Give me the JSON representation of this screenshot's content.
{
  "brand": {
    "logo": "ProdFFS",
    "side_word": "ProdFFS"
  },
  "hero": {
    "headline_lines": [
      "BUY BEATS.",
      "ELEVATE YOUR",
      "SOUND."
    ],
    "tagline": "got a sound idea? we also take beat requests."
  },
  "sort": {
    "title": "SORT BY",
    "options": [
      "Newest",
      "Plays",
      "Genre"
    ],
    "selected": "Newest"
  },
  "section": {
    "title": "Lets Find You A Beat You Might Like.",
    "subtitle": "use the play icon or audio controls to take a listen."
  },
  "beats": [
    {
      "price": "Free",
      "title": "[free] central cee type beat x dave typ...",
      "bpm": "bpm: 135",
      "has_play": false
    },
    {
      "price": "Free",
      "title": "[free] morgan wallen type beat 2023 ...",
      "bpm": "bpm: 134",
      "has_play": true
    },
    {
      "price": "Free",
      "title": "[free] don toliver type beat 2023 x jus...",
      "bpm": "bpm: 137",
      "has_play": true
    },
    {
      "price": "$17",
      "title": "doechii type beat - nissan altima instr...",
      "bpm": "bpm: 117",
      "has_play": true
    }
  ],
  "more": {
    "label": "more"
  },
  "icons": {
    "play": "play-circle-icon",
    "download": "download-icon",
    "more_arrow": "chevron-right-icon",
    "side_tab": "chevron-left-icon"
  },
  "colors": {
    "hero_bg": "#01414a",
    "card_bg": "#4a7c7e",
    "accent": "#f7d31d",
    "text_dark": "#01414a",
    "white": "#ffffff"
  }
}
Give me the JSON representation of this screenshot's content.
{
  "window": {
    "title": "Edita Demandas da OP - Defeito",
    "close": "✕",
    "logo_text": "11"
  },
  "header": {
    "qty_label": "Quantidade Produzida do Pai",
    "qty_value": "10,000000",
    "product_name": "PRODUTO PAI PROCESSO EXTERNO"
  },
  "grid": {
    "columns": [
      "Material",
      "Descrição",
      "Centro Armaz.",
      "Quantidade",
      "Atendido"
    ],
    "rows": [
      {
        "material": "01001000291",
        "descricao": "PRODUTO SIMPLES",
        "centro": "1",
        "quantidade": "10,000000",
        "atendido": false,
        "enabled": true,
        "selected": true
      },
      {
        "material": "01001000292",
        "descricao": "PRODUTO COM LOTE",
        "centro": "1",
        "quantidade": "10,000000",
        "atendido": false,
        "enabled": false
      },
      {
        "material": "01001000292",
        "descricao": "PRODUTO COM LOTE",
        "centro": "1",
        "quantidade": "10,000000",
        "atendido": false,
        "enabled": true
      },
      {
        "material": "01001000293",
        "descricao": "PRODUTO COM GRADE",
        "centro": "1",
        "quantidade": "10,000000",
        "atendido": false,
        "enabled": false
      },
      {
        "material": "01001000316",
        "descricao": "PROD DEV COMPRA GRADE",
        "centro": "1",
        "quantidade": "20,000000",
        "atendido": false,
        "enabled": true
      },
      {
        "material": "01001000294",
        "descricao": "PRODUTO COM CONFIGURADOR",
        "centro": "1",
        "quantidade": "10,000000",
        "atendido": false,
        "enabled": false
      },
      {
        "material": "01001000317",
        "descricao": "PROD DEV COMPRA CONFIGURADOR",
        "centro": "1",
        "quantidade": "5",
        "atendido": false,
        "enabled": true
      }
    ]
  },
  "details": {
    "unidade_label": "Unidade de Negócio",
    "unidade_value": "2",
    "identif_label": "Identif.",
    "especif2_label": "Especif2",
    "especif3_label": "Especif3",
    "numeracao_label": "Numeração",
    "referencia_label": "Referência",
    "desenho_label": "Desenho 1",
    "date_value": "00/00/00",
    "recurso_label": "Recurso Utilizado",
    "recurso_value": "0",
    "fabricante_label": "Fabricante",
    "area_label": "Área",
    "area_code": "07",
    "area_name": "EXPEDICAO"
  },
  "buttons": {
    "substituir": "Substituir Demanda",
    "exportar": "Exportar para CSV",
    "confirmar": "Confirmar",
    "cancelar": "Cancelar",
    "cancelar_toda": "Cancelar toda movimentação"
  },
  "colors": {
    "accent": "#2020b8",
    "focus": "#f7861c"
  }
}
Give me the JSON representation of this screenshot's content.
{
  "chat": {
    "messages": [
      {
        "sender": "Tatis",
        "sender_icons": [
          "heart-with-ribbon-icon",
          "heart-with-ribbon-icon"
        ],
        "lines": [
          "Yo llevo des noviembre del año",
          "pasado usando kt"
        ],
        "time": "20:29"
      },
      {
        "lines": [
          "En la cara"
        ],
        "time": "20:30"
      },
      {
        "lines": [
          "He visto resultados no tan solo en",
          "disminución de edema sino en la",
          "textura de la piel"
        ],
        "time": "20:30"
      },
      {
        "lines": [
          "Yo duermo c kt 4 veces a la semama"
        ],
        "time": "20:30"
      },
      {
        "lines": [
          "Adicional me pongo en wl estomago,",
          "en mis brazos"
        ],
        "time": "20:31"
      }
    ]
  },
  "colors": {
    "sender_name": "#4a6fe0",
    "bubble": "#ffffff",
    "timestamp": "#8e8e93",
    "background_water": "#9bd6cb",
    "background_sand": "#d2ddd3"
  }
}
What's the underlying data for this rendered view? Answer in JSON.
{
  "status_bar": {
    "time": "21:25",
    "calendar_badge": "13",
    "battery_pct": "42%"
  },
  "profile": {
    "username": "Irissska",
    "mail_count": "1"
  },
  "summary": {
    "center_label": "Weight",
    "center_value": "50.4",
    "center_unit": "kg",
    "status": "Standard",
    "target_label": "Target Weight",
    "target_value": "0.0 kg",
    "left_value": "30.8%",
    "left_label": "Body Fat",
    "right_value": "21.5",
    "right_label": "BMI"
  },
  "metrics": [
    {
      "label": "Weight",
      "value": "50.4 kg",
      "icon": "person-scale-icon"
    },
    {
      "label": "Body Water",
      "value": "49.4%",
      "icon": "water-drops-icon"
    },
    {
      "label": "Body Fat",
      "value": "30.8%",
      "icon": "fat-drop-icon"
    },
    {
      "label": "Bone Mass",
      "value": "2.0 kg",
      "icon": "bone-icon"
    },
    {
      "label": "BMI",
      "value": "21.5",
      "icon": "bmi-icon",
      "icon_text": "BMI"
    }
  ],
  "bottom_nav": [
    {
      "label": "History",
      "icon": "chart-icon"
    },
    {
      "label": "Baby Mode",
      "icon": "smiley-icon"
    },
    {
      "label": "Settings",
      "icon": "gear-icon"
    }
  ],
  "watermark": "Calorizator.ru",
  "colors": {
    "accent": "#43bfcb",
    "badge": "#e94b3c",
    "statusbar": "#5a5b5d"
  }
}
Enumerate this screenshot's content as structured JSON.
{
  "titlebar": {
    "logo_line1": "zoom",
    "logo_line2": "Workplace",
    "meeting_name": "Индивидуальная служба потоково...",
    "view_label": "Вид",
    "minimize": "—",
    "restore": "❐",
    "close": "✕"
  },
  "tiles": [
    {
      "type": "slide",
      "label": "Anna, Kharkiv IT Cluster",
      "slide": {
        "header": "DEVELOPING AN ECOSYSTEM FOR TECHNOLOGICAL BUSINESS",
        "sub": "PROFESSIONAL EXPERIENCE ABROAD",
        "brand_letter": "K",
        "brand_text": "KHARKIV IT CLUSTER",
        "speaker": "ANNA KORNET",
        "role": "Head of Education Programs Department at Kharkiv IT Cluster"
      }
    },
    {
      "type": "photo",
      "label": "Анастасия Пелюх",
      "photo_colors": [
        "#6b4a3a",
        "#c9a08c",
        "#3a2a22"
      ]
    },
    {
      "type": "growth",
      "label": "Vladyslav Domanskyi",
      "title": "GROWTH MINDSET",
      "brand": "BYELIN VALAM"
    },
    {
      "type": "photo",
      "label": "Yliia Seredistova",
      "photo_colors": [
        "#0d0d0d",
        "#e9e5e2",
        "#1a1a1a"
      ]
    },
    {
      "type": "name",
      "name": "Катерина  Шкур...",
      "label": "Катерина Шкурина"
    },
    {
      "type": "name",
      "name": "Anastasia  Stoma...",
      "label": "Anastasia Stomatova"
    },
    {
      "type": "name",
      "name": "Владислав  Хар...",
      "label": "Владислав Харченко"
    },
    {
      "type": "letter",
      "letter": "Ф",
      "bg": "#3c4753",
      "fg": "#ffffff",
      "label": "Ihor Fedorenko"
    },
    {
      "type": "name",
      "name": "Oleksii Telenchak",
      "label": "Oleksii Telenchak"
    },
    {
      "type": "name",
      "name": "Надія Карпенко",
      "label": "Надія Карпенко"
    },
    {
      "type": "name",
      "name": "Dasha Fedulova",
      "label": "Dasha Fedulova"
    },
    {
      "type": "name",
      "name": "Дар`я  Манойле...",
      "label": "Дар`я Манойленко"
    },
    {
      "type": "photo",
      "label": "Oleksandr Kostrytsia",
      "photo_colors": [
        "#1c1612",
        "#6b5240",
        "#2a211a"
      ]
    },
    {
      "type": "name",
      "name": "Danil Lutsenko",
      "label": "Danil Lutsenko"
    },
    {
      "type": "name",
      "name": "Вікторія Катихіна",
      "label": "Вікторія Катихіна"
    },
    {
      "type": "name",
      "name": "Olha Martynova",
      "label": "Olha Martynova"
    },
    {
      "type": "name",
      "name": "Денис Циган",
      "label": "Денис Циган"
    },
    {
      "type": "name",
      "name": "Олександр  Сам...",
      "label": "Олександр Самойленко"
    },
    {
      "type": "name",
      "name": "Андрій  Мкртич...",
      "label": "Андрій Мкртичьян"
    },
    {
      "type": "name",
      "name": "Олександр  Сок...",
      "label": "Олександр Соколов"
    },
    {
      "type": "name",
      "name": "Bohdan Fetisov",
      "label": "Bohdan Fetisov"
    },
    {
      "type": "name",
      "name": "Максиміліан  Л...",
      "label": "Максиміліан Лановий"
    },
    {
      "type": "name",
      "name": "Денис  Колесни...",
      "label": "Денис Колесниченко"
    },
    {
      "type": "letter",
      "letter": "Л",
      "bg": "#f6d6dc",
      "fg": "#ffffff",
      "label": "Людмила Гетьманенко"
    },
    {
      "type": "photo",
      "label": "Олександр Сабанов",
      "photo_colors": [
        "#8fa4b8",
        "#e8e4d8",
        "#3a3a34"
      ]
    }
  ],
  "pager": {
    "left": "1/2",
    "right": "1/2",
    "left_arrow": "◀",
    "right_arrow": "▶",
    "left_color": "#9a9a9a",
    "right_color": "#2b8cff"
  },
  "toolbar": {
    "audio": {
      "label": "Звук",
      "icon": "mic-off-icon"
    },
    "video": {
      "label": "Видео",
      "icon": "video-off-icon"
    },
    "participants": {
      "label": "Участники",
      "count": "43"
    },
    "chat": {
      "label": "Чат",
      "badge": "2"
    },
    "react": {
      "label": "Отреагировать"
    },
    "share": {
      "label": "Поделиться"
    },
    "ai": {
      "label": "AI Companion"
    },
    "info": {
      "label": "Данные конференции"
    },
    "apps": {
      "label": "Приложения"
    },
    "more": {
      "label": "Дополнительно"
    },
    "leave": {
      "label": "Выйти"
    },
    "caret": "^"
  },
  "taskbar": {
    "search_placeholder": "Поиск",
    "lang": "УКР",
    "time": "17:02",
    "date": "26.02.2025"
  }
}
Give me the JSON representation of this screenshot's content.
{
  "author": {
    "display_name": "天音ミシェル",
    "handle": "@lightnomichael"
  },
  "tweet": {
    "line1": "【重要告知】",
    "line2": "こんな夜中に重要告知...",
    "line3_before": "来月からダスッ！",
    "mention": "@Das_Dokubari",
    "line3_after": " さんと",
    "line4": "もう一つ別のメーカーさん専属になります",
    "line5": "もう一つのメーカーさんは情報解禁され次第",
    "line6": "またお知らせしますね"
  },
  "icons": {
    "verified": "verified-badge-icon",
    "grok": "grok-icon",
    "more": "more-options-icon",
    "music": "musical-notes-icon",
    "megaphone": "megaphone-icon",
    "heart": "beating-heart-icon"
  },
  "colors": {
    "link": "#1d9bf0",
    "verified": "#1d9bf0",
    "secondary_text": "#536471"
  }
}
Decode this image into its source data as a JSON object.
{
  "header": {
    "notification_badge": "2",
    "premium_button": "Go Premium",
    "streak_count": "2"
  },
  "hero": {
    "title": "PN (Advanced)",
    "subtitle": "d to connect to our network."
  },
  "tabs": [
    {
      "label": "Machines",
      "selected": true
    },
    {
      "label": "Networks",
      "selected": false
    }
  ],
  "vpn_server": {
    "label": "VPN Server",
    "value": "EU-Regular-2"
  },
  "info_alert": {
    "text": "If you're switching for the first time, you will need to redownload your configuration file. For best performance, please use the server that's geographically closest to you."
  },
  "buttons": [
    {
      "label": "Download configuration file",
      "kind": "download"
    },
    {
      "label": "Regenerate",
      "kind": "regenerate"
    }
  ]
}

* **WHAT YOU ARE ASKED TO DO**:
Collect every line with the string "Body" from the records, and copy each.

* **RESPONSE TO THE EXERCISE**:
    "left_label": "Body Fat",
      "label": "Body Water",
      "label": "Body Fat",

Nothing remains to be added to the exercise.